PROBLEM DETAILS —
Starting at the top line, return each entry word for word.

TASK INPUTS —
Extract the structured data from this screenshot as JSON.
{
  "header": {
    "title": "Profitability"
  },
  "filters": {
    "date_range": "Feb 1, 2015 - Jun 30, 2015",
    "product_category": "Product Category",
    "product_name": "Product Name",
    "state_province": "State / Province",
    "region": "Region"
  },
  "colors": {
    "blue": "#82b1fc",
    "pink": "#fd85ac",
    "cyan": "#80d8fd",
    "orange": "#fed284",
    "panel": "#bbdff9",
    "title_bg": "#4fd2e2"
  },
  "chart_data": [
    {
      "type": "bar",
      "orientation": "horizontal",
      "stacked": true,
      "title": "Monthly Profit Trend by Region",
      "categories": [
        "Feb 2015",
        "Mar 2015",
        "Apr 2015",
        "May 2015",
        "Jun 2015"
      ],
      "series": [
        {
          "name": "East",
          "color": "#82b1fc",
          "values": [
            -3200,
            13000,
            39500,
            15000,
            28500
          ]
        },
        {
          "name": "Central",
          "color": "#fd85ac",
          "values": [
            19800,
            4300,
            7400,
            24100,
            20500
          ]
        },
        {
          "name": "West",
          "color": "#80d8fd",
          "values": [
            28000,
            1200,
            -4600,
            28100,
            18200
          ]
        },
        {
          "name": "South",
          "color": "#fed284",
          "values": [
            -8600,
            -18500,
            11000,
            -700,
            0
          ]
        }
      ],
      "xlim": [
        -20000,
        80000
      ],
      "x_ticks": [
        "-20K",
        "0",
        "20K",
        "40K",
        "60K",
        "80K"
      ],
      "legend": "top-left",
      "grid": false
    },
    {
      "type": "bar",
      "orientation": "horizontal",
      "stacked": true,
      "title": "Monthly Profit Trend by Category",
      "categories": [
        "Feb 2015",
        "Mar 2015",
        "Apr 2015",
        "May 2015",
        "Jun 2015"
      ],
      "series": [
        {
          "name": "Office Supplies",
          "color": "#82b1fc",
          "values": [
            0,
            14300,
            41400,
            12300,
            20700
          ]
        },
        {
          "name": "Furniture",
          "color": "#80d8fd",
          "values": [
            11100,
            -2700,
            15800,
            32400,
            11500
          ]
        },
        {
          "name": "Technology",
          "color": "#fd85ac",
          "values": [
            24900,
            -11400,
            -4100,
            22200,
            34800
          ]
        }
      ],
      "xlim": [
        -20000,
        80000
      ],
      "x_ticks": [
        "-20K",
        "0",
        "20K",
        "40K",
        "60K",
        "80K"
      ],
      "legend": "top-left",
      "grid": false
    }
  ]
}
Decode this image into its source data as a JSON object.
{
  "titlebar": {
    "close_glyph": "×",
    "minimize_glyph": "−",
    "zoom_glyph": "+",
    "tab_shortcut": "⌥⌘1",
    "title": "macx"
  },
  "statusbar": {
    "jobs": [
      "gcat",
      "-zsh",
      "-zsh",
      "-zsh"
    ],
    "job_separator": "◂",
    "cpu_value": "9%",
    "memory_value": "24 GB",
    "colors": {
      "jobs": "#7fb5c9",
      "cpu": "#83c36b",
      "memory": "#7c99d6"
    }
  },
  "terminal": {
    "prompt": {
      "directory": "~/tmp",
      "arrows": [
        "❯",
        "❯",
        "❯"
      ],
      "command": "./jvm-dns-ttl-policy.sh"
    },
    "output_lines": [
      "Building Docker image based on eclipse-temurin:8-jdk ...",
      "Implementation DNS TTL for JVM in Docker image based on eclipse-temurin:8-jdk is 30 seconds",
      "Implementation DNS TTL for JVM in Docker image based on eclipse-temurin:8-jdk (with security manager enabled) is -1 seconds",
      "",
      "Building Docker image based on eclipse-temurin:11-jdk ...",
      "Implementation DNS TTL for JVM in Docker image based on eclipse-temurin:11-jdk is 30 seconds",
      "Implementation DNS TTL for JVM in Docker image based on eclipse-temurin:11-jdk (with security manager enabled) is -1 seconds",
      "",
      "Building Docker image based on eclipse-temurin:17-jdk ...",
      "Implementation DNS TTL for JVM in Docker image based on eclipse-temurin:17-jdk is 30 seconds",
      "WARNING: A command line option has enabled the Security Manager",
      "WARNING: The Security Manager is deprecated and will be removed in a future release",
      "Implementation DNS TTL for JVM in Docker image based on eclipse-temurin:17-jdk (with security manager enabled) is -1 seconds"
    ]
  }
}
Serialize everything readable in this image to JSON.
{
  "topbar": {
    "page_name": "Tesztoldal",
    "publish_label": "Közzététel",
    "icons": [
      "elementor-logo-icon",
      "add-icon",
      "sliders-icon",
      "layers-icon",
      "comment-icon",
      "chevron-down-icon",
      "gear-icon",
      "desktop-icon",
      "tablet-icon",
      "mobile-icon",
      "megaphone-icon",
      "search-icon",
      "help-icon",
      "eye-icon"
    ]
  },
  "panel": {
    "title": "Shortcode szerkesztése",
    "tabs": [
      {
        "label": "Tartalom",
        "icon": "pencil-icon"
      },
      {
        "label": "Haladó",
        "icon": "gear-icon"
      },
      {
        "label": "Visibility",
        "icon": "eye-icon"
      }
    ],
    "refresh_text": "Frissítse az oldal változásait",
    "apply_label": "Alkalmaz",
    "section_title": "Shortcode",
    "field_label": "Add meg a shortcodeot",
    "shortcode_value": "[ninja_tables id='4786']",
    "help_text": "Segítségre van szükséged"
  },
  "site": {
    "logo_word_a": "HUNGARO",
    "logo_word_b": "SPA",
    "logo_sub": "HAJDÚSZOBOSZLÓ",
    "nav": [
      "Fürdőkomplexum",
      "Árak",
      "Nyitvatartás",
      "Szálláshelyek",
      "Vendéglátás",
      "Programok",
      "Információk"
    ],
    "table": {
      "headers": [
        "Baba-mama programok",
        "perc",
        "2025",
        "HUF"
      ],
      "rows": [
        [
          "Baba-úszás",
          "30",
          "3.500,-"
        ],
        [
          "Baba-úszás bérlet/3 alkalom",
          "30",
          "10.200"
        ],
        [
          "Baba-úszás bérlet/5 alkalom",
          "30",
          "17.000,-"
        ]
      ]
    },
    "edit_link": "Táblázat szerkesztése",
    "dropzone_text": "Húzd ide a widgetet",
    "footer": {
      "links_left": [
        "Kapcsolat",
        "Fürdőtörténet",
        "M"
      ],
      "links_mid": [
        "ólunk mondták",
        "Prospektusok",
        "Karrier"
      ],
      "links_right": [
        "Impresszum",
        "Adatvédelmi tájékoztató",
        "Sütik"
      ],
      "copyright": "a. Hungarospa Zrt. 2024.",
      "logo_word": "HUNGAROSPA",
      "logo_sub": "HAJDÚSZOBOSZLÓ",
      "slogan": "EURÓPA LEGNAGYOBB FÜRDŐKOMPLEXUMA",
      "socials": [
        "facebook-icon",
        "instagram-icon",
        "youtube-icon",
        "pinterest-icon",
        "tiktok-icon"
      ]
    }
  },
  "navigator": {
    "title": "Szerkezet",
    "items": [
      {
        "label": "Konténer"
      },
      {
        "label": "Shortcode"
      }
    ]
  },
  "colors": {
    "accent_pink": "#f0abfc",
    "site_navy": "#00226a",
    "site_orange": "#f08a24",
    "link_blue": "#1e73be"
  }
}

YOUR RESPONSE —
Extract the structured data from this screenshot as JSON.
{
  "header": {
    "title": "Profitability"
  },
  "filters": {
    "date_range": "Feb 1, 2015 - Jun 30, 2015",
    "product_category": "Product Category",
    "product_name": "Product Name",
    "state_province": "State / Province",
    "region": "Region"
  },
  "colors": {
    "blue": "#82b1fc",
    "pink": "#fd85ac",
    "cyan": "#80d8fd",
    "orange": "#fed284",
    "panel": "#bbdff9",
    "title_bg": "#4fd2e2"
  },
  "chart_data": [
    {
      "type": "bar",
      "orientation": "horizontal",
      "stacked": true,
      "title": "Monthly Profit Trend by Region",
      "categories": [
        "Feb 2015",
        "Mar 2015",
        "Apr 2015",
        "May 2015",
        "Jun 2015"
      ],
      "series": [
        {
          "name": "East",
          "color": "#82b1fc",
          "values": [
            -3200,
            13000,
            39500,
            15000,
            28500
          ]
        },
        {
          "name": "Central",
          "color": "#fd85ac",
          "values": [
            19800,
            4300,
            7400,
            24100,
            20500
          ]
        },
        {
          "name": "West",
          "color": "#80d8fd",
          "values": [
            28000,
            1200,
            -4600,
            28100,
            18200
          ]
        },
        {
          "name": "South",
          "color": "#fed284",
          "values": [
            -8600,
            -18500,
            11000,
            -700,
            0
          ]
        }
      ],
      "xlim": [
        -20000,
        80000
      ],
      "x_ticks": [
        "-20K",
        "0",
        "20K",
        "40K",
        "60K",
        "80K"
      ],
      "legend": "top-left",
      "grid": false
    },
    {
      "type": "bar",
      "orientation": "horizontal",
      "stacked": true,
      "title": "Monthly Profit Trend by Category",
      "categories": [
        "Feb 2015",
        "Mar 2015",
        "Apr 2015",
        "May 2015",
        "Jun 2015"
      ],
      "series": [
        {
          "name": "Office Supplies",
          "color": "#82b1fc",
          "values": [
            0,
            14300,
            41400,
            12300,
            20700
          ]
        },
        {
          "name": "Furniture",
          "color": "#80d8fd",
          "values": [
            11100,
            -2700,
            15800,
            32400,
            11500
          ]
        },
        {
          "name": "Technology",
          "color": "#fd85ac",
          "values": [
            24900,
            -11400,
            -4100,
            22200,
            34800
          ]
        }
      ],
      "xlim": [
        -20000,
        80000
      ],
      "x_ticks": [
        "-20K",
        "0",
        "20K",
        "40K",
        "60K",
        "80K"
      ],
      "legend": "top-left",
      "grid": false
    }
  ]
}
Decode this image into its source data as a JSON object.
{
  "titlebar": {
    "close_glyph": "×",
    "minimize_glyph": "−",
    "zoom_glyph": "+",
    "tab_shortcut": "⌥⌘1",
    "title": "macx"
  },
  "statusbar": {
    "jobs": [
      "gcat",
      "-zsh",
      "-zsh",
      "-zsh"
    ],
    "job_separator": "◂",
    "cpu_value": "9%",
    "memory_value": "24 GB",
    "colors": {
      "jobs": "#7fb5c9",
      "cpu": "#83c36b",
      "memory": "#7c99d6"
    }
  },
  "terminal": {
    "prompt": {
      "directory": "~/tmp",
      "arrows": [
        "❯",
        "❯",
        "❯"
      ],
      "command": "./jvm-dns-ttl-policy.sh"
    },
    "output_lines": [
      "Building Docker image based on eclipse-temurin:8-jdk ...",
      "Implementation DNS TTL for JVM in Docker image based on eclipse-temurin:8-jdk is 30 seconds",
      "Implementation DNS TTL for JVM in Docker image based on eclipse-temurin:8-jdk (with security manager enabled) is -1 seconds",
      "",
      "Building Docker image based on eclipse-temurin:11-jdk ...",
      "Implementation DNS TTL for JVM in Docker image based on eclipse-temurin:11-jdk is 30 seconds",
      "Implementation DNS TTL for JVM in Docker image based on eclipse-temurin:11-jdk (with security manager enabled) is -1 seconds",
      "",
      "Building Docker image based on eclipse-temurin:17-jdk ...",
      "Implementation DNS TTL for JVM in Docker image based on eclipse-temurin:17-jdk is 30 seconds",
      "WARNING: A command line option has enabled the Security Manager",
      "WARNING: The Security Manager is deprecated and will be removed in a future release",
      "Implementation DNS TTL for JVM in Docker image based on eclipse-temurin:17-jdk (with security manager enabled) is -1 seconds"
    ]
  }
}
Serialize everything readable in this image to JSON.
{
  "topbar": {
    "page_name": "Tesztoldal",
    "publish_label": "Közzététel",
    "icons": [
      "elementor-logo-icon",
      "add-icon",
      "sliders-icon",
      "layers-icon",
      "comment-icon",
      "chevron-down-icon",
      "gear-icon",
      "desktop-icon",
      "tablet-icon",
      "mobile-icon",
      "megaphone-icon",
      "search-icon",
      "help-icon",
      "eye-icon"
    ]
  },
  "panel": {
    "title": "Shortcode szerkesztése",
    "tabs": [
      {
        "label": "Tartalom",
        "icon": "pencil-icon"
      },
      {
        "label": "Haladó",
        "icon": "gear-icon"
      },
      {
        "label": "Visibility",
        "icon": "eye-icon"
      }
    ],
    "refresh_text": "Frissítse az oldal változásait",
    "apply_label": "Alkalmaz",
    "section_title": "Shortcode",
    "field_label": "Add meg a shortcodeot",
    "shortcode_value": "[ninja_tables id='4786']",
    "help_text": "Segítségre van szükséged"
  },
  "site": {
    "logo_word_a": "HUNGARO",
    "logo_word_b": "SPA",
    "logo_sub": "HAJDÚSZOBOSZLÓ",
    "nav": [
      "Fürdőkomplexum",
      "Árak",
      "Nyitvatartás",
      "Szálláshelyek",
      "Vendéglátás",
      "Programok",
      "Információk"
    ],
    "table": {
      "headers": [
        "Baba-mama programok",
        "perc",
        "2025",
        "HUF"
      ],
      "rows": [
        [
          "Baba-úszás",
          "30",
          "3.500,-"
        ],
        [
          "Baba-úszás bérlet/3 alkalom",
          "30",
          "10.200"
        ],
        [
          "Baba-úszás bérlet/5 alkalom",
          "30",
          "17.000,-"
        ]
      ]
    },
    "edit_link": "Táblázat szerkesztése",
    "dropzone_text": "Húzd ide a widgetet",
    "footer": {
      "links_left": [
        "Kapcsolat",
        "Fürdőtörténet",
        "M"
      ],
      "links_mid": [
        "ólunk mondták",
        "Prospektusok",
        "Karrier"
      ],
      "links_right": [
        "Impresszum",
        "Adatvédelmi tájékoztató",
        "Sütik"
      ],
      "copyright": "a. Hungarospa Zrt. 2024.",
      "logo_word": "HUNGAROSPA",
      "logo_sub": "HAJDÚSZOBOSZLÓ",
      "slogan": "EURÓPA LEGNAGYOBB FÜRDŐKOMPLEXUMA",
      "socials": [
        "facebook-icon",
        "instagram-icon",
        "youtube-icon",
        "pinterest-icon",
        "tiktok-icon"
      ]
    }
  },
  "navigator": {
    "title": "Szerkezet",
    "items": [
      {
        "label": "Konténer"
      },
      {
        "label": "Shortcode"
      }
    ]
  },
  "colors": {
    "accent_pink": "#f0abfc",
    "site_navy": "#00226a",
    "site_orange": "#f08a24",
    "link_blue": "#1e73be"
  }
}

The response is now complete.